Written by PRISCILA PINHO | Every year or harvest, coffee beans are renewed, and at the end of each harvest season, when fruits are dry and ready to be peeled, the phase of quality tests begins to assess how the processing and drying are expressed in the cup. These tests can be done inside the lab at the farms themselves, or be carried out by certified Q graders. Usually, these results become useful reports so that producers can make the best post-harvest decisions, especially to know which processes are worth repeating or changing for each variety, respecting the climate, altitude and all variables that need to be taken into account according to that specific region or country.
Quality assessments can also take place in the form of a championship, rewarding the season’s best coffee producers. These contests can be regional, national, or international. Each of the countries that produce coffee has its own competitions and to register, producers need to follow a protocol, with specific quantities, quality of the beans and provide a sample to be evaluated to be approved or not.
The quality expected for coffees in a competition like that is above 80 points in the SCA table, these are the ones that are accepted for the first round of the cupping tables, when the Q Graders make a pre-selection of them. Later on, the producers fill into the contest, take the green coffee to the association of specialty coffee that is hosting the contest, then these samples are analyzed, roasted, and the cupping is done respecting the international protocols, which can be the SCA Cup Of Excellence table.
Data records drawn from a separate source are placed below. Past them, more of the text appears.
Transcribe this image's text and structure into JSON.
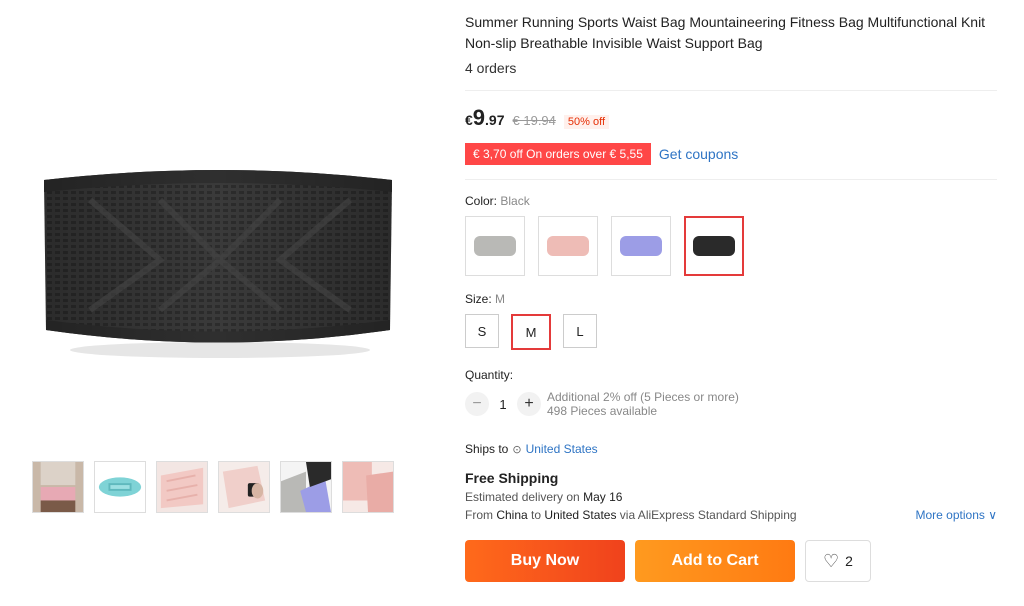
{
  "product": {
    "title": "Summer Running Sports Waist Bag Mountaineering Fitness Bag Multifunctional Knit Non-slip Breathable Invisible Waist Support Bag",
    "orders": "4 orders"
  },
  "price": {
    "currency": "€",
    "integer": "9",
    "decimal": ".97",
    "original": "€ 19.94",
    "discount": "50% off"
  },
  "coupon": {
    "tag": "€ 3,70 off On orders over € 5,55",
    "link": "Get coupons"
  },
  "color": {
    "label": "Color:",
    "selected": "Black",
    "swatches": [
      {
        "name": "gray",
        "hex": "#b9b9b6"
      },
      {
        "name": "pink",
        "hex": "#eebcb6"
      },
      {
        "name": "purple",
        "hex": "#9c9de6"
      },
      {
        "name": "black",
        "hex": "#2a2a2a"
      }
    ]
  },
  "size": {
    "label": "Size:",
    "selected": "M",
    "options": [
      "S",
      "M",
      "L"
    ]
  },
  "quantity": {
    "label": "Quantity:",
    "minus": "−",
    "value": "1",
    "plus": "+",
    "note1": "Additional 2% off (5 Pieces or more)",
    "note2": "498 Pieces available"
  },
  "shipping": {
    "ships_to_label": "Ships to",
    "pin_icon": "⊙",
    "country": "United States",
    "free": "Free Shipping",
    "est_prefix": "Estimated delivery on",
    "est_date": "May 16",
    "from_prefix": "From",
    "from_country": "China",
    "to_word": "to",
    "to_country": "United States",
    "via": "via AliExpress Standard Shipping",
    "more_options": "More options ∨"
  },
  "actions": {
    "buy_now": "Buy Now",
    "add_to_cart": "Add to Cart",
    "wish_count": "2",
    "heart_icon": "♡"
  },
  "colors": {
    "accent_red": "#e43a3a",
    "link_blue": "#2e74c4",
    "coupon_red": "#ff4747"
  }
}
Later on, the roasted beans analysis has to be made within 8 hours after roasting. At that moment the selection of finalists is done, and the podium is decided with the participation of other Q Graders. All coffees are numbered and coded so that no one knows from which producer the samples are, so that will not interfere when attributing the final punctuation for each sample.
The classification test is done through cupping, where three to five cups of each coffee are open, and the analysis begins by the aroma of the dry ground coffee, and all the Q Graders pass by scenting each of the samples. The second stage consists of adding water to each set and moistening the coffee, so the Q Graders will now again evaluate its fragrance. Finally, they will wait four minutes to break the crust of the infusion and taste the coffee, sucking the liquid, so oxygen will be mixed with the liquid itself, helping to improve the distinguishing nuances of the availables coffees.
As we are in the middle of a pandemic, all safety requirements must also be met when cupping. Beforehand, the Q Graders used to make one or two tables, depending on the number of Judges on the day, and each one with their spoon, passed in a row, with a clipboard in hand for the requirements notes. Nowadays, this test suffered some changes: one can no longer share cups, and spoons can no longer go straight into the Q Graders’ mouth, unless each one of them has their own set of samples and do their work isolated from each other.
Based on the WHO protocol, quality contests continue to take place, after all the vast majority of Flor de Cafe Association coffees for 2020 are already packed in bags, ready to become the most irresistible cups of our lives. This harvest was giant, beautiful, full of surprising coffees especially for the producers who took extreme care of them, treating coffee as a food that is what it is, guaranteeing a controlled drought, for a clean, harmonious and full of flavors cup.
For many producing regions, reaching this quality parameter is a challenge, either because the producer is entering the specialty coffee level, or because of the lack of a specialty coffee association in the region, or because of physical distance from centers and therefore, of Q Graders to evaluate it. In short, we could list a multitude of difficulties for a contest to happen, but more and more, producing regions are managing to organize themselves so the work of producers is recognized, formalized, and transformed into a great cup capable to travel the whole world amongst roasters and consumers.
That was exactly what took place in Nepomuceno, Minas Gerais, the biggest coffee producing belt in the whole planet. Through Flor de Café Association, which has been working with producers for 3 years, the first coffee quality contest was held on September 12th of year 2020. This was the first quality contest in over 200 years of extractive production, which always exhausted the soil and had little concern with the consequences of producing coffee in a conventional system. This first contest was the beginning of many yet to come, of coffee produced in a healthy environment, giving focus to preserving life.
A quality contest is done to validate the high level of what is being produced in a particular territory. Very often neither the producer himself has a clue of what he has in hand, and taking Q Graders to a place that only does its work focused on quality for a few years, and submitting them to follow international standards, has a huge positive impact. It often works like a wave, prizing and improving the quality of processes, the structure and as a consequence future harvested coffees.
We urge you to enhance award winning coffees, to always try to know who made the coffee you are drinking, this traceability is what makes us more and more likely to drink unforgettable coffees.
This article was written by Priscila Pinho, from Coffee Break, in colaboration with BCNCOFFEEGUIDE and FLOR de CAFÉ.
For the portuguese version click HERE